* Pound reaches $1.6506, a 2-1/2-yr high
* Traders say option triggered at $1.65, volumes low
* Sterling down 0.3 pct against euro
By Shadi Bushra
LONDON, Dec 27 (Reuters) - Sterling reached a near two-and-a-half year high against the dollar on Friday on expectations that economic recovery in Britain could prompt the Bank of England to raise rates sooner than previously thought.
Trading was thin as many traders stayed away after a two-day holiday for London markets, with activity likely to remain light until after the New Year.
The pound was up 0.5 percent against the dollar, trading at a high of $1.6491 at 1020 GMT after reaching an intraday peak of $1.6506 in early trading, its highest point since August 2011.

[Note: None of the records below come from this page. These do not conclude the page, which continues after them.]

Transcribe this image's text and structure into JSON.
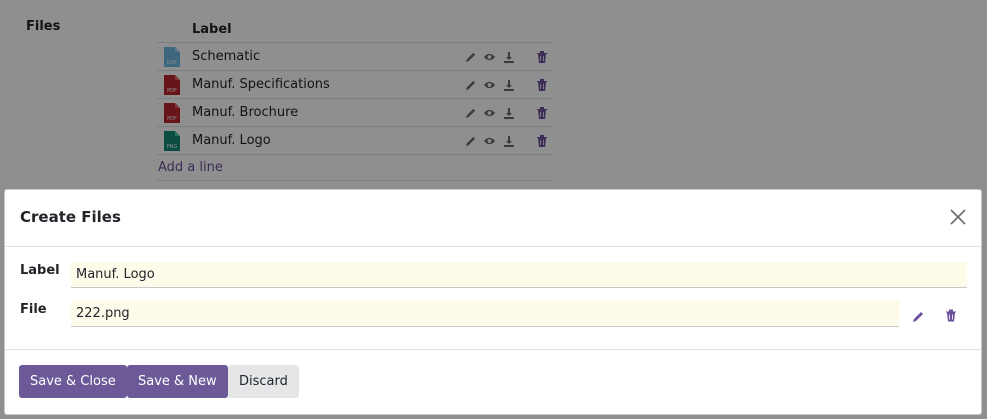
{
  "background": {
    "section_label": "Files",
    "table_header": "Label",
    "files": [
      {
        "label": "Schematic",
        "type": "DXF"
      },
      {
        "label": "Manuf. Specifications",
        "type": "PDF"
      },
      {
        "label": "Manuf. Brochure",
        "type": "PDF"
      },
      {
        "label": "Manuf. Logo",
        "type": "PNG"
      }
    ],
    "add_line": "Add a line"
  },
  "modal": {
    "title": "Create Files",
    "fields": {
      "label_label": "Label",
      "label_value": "Manuf. Logo",
      "file_label": "File",
      "file_value": "222.png"
    },
    "buttons": {
      "save_close": "Save & Close",
      "save_new": "Save & New",
      "discard": "Discard"
    }
  },
  "colors": {
    "primary": "#6c5a98",
    "link": "#6c4f94",
    "input_bg": "#fefbeb",
    "pdf": "#b8262e",
    "png": "#148a74",
    "dxf": "#4da5d6"
  },
  "icons": {
    "row_actions": [
      "pencil-icon",
      "eye-icon",
      "download-icon",
      "trash-icon"
    ],
    "close": "close-icon"
  }
}
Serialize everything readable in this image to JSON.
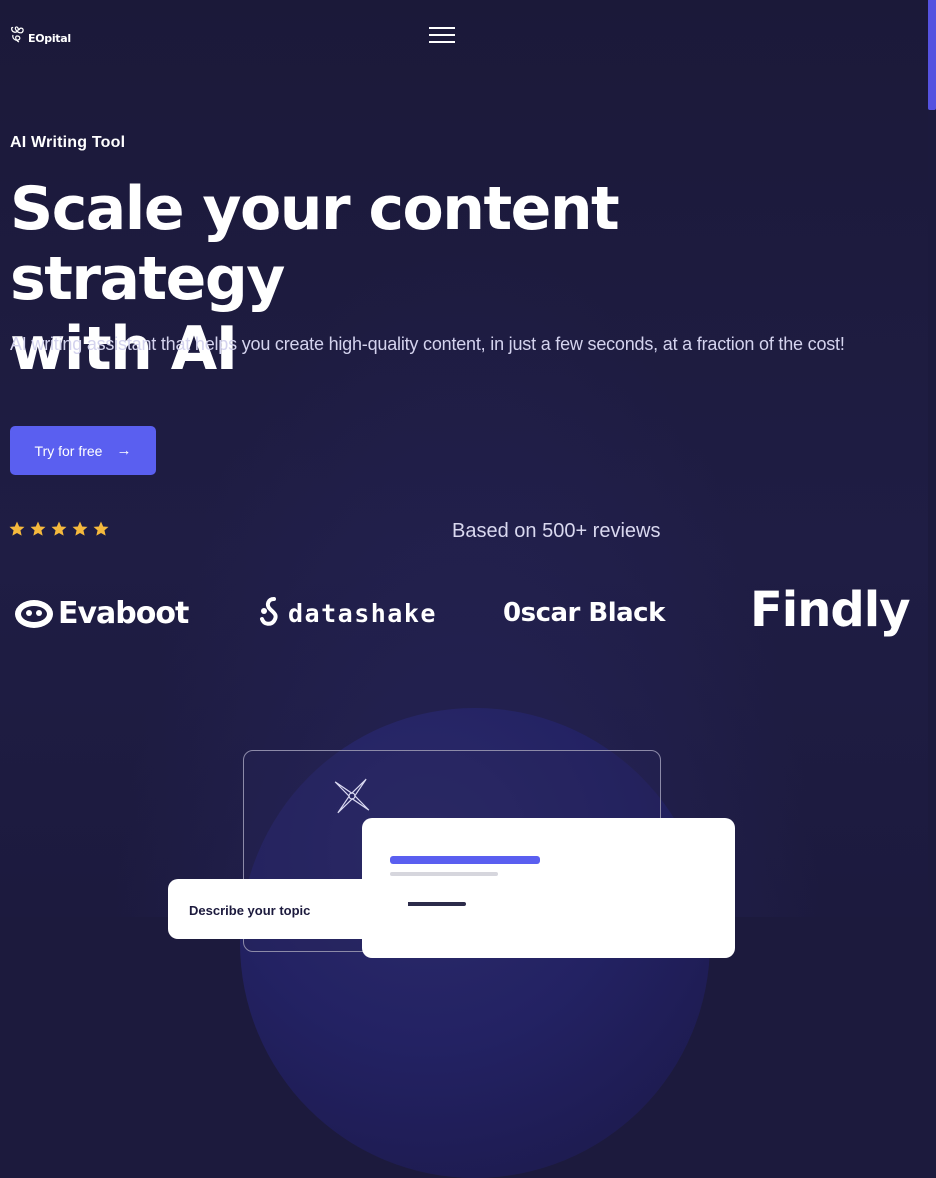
{
  "brand": {
    "name": "EOpital"
  },
  "hero": {
    "eyebrow": "AI Writing Tool",
    "headline_line1": "Scale your content strategy",
    "headline_line2": "with AI",
    "subheadline": "AI writing assistant that helps you create high-quality content, in just a few seconds, at a fraction of the cost!",
    "cta_label": "Try for free",
    "cta_icon": "arrow-right-icon"
  },
  "rating": {
    "stars": 5,
    "max_stars": 5,
    "reviews_text": "Based on 500+ reviews"
  },
  "brands": [
    {
      "name": "Evaboot",
      "icon": "evaboot-logo-icon"
    },
    {
      "name": "datashake",
      "icon": "datashake-logo-icon"
    },
    {
      "name": "Oscar Black",
      "display": "0scar Black"
    },
    {
      "name": "Findly"
    }
  ],
  "preview": {
    "topic_label": "Describe your topic"
  },
  "colors": {
    "background": "#1c1a3d",
    "accent": "#5a5ff0",
    "star": "#f5b93d",
    "scrollbar_thumb": "#5552e0"
  }
}
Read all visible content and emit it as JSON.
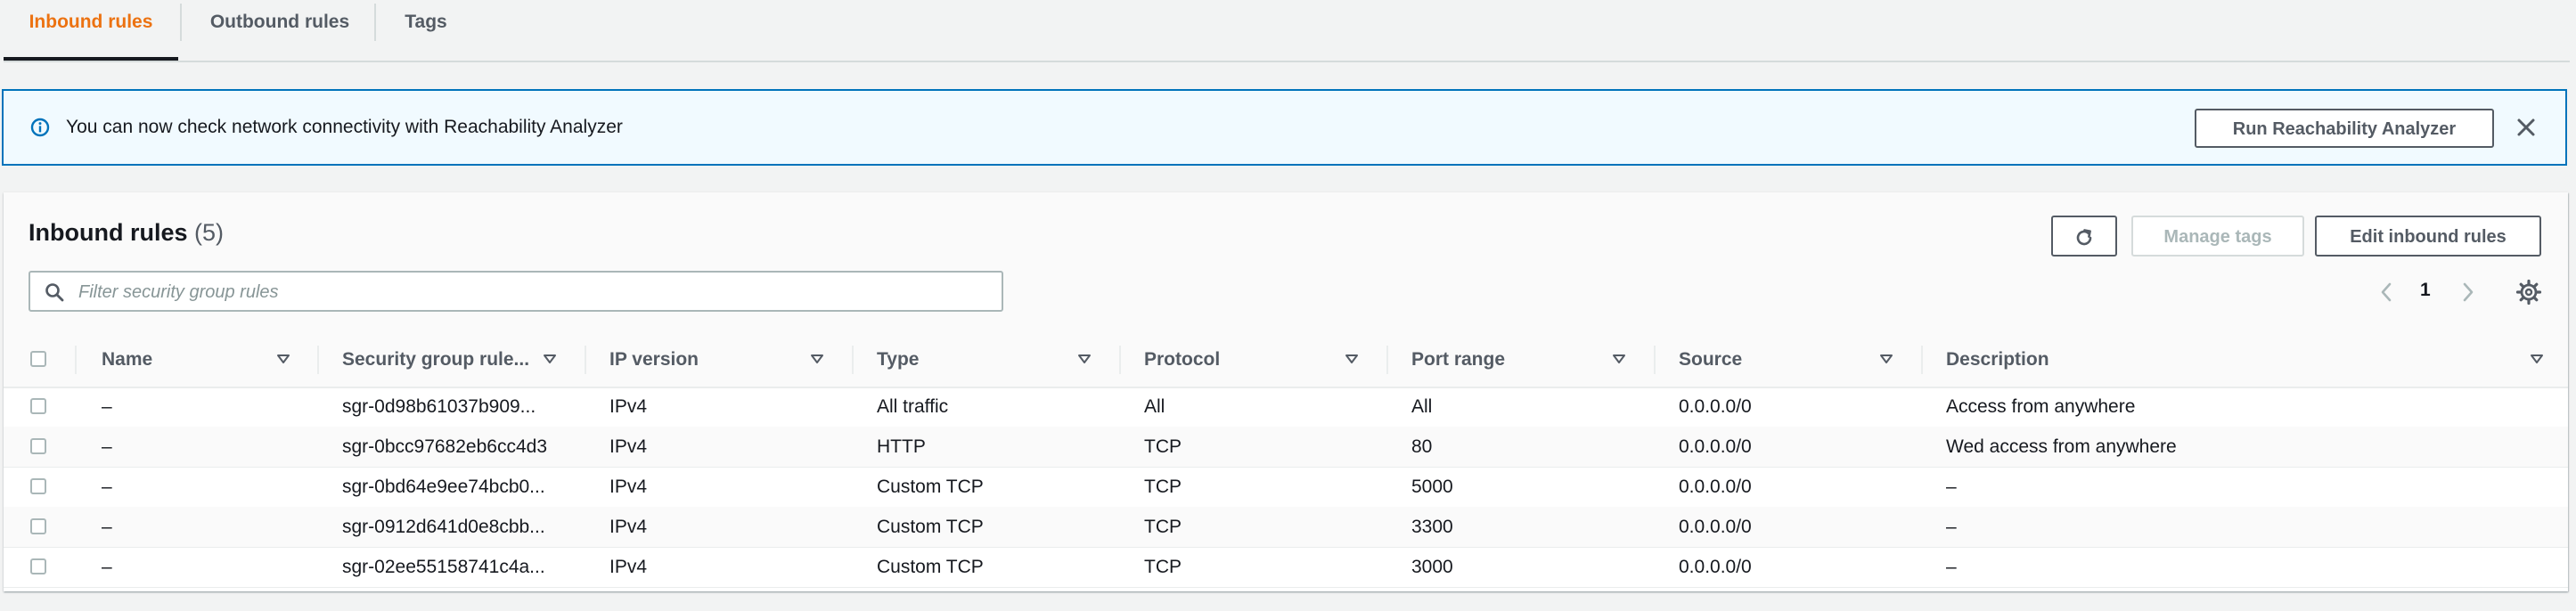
{
  "tabs": [
    {
      "label": "Inbound rules",
      "active": true
    },
    {
      "label": "Outbound rules",
      "active": false
    },
    {
      "label": "Tags",
      "active": false
    }
  ],
  "alert": {
    "icon": "info-icon",
    "text": "You can now check network connectivity with Reachability Analyzer",
    "button_label": "Run Reachability Analyzer",
    "close_icon": "close-icon"
  },
  "panel": {
    "title": "Inbound rules",
    "count": "(5)",
    "refresh_icon": "refresh-icon",
    "manage_tags_label": "Manage tags",
    "edit_label": "Edit inbound rules",
    "search_placeholder": "Filter security group rules",
    "search_value": "",
    "page": "1"
  },
  "table": {
    "columns": [
      "Name",
      "Security group rule...",
      "IP version",
      "Type",
      "Protocol",
      "Port range",
      "Source",
      "Description"
    ],
    "rows": [
      {
        "name": "–",
        "rule_id": "sgr-0d98b61037b909...",
        "ip_version": "IPv4",
        "type": "All traffic",
        "protocol": "All",
        "port_range": "All",
        "source": "0.0.0.0/0",
        "description": "Access from anywhere"
      },
      {
        "name": "–",
        "rule_id": "sgr-0bcc97682eb6cc4d3",
        "ip_version": "IPv4",
        "type": "HTTP",
        "protocol": "TCP",
        "port_range": "80",
        "source": "0.0.0.0/0",
        "description": "Wed access from anywhere"
      },
      {
        "name": "–",
        "rule_id": "sgr-0bd64e9ee74bcb0...",
        "ip_version": "IPv4",
        "type": "Custom TCP",
        "protocol": "TCP",
        "port_range": "5000",
        "source": "0.0.0.0/0",
        "description": "–"
      },
      {
        "name": "–",
        "rule_id": "sgr-0912d641d0e8cbb...",
        "ip_version": "IPv4",
        "type": "Custom TCP",
        "protocol": "TCP",
        "port_range": "3300",
        "source": "0.0.0.0/0",
        "description": "–"
      },
      {
        "name": "–",
        "rule_id": "sgr-02ee55158741c4a...",
        "ip_version": "IPv4",
        "type": "Custom TCP",
        "protocol": "TCP",
        "port_range": "3000",
        "source": "0.0.0.0/0",
        "description": "–"
      }
    ]
  },
  "colors": {
    "accent": "#ec7211",
    "info_blue": "#0073bb",
    "info_bg": "#f1faff",
    "text": "#16191f",
    "muted": "#545b64"
  }
}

Traders said an option was triggered at $1.65, but warned against reading too much into the fluctuations given the time of year and the holidays.
“I think a lot of this is down to year-end trading and particularly thin markets,” said Michael Sneyd, a foreign exchange strategist at BNP Paribas.

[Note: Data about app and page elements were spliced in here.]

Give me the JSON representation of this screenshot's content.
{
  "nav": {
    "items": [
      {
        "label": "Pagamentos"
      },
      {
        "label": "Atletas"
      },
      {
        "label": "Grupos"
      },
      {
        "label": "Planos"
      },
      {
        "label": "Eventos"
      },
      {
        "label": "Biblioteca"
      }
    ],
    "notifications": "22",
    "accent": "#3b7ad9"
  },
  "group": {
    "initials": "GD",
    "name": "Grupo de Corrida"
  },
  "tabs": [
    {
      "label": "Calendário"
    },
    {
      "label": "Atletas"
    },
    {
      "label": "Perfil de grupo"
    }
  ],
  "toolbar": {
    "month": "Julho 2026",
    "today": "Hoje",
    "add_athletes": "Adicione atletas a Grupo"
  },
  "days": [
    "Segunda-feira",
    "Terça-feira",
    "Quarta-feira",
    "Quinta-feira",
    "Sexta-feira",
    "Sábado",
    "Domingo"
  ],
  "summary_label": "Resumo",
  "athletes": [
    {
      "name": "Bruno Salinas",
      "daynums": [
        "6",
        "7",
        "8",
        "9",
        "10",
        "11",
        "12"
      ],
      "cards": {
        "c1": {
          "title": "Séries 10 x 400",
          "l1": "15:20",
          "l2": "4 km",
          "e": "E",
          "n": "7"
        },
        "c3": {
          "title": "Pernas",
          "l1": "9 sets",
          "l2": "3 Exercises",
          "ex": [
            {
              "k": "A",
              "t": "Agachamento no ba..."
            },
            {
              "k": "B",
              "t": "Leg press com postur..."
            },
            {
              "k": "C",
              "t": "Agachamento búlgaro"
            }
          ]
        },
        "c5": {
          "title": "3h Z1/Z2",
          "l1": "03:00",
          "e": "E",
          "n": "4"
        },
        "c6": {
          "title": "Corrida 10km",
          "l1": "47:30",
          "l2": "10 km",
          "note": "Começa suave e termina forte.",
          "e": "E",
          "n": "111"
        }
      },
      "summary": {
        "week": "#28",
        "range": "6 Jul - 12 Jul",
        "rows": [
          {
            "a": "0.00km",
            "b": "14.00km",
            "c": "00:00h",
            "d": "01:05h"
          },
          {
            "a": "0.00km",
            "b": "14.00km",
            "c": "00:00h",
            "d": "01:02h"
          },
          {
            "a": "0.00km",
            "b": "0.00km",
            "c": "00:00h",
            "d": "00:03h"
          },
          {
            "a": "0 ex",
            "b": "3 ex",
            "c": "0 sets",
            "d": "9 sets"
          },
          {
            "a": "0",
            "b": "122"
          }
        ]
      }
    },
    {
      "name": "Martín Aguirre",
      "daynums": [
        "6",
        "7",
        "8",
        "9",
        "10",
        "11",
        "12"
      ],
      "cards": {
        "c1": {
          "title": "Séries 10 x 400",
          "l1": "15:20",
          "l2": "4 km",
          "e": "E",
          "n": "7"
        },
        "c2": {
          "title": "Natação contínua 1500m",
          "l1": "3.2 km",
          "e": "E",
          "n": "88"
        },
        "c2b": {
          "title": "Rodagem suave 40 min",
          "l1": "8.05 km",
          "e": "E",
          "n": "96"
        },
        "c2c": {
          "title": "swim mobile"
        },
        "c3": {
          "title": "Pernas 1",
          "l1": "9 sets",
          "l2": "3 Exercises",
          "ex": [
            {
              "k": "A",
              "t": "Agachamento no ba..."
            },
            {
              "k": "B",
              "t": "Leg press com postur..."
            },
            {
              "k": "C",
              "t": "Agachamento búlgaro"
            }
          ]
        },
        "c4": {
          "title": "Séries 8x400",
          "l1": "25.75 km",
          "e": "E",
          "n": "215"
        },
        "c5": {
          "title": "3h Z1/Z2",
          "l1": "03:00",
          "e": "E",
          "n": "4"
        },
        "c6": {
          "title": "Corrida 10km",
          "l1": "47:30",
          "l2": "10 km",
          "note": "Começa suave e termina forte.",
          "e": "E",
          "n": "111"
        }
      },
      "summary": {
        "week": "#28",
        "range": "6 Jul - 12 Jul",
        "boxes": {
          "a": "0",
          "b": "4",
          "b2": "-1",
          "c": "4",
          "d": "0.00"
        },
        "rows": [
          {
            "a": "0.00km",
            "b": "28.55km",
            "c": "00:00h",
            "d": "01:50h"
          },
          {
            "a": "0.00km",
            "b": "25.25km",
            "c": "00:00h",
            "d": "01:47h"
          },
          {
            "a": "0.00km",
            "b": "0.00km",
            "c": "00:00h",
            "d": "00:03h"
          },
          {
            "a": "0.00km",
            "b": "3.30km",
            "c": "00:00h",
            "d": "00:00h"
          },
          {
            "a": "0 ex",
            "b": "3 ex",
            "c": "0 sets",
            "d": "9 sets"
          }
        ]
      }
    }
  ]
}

Strong British economic figures, including mortgage data released on Tuesday, have supported the pound, triggering fresh speculation of a sooner than expected interest rate hike by the Bank of England to keep the economy from overheating.
The pound is up 1.5 percent in 2013 after a 4.6 percent gain in 2012, and is on track for its first consecutive annual gains since 2006-2007.
However against the euro the pound was weaker, with the single currency up 0.4 percent at trading at 83.69 pence.
The euro gained on Friday as banks adjusted positions ahead of year-end with traders focused on an asset-quality review to be conducted by the European Central Bank.
The euro has risen more than seven percent from a low hit in July, as the euro zone economy came out of a recession triggered by its debt crisis.
The European Central Bank has not been expanding its balance sheet actively unlike its U.S. and Japanese counterpart, giving an additional boost to the euro.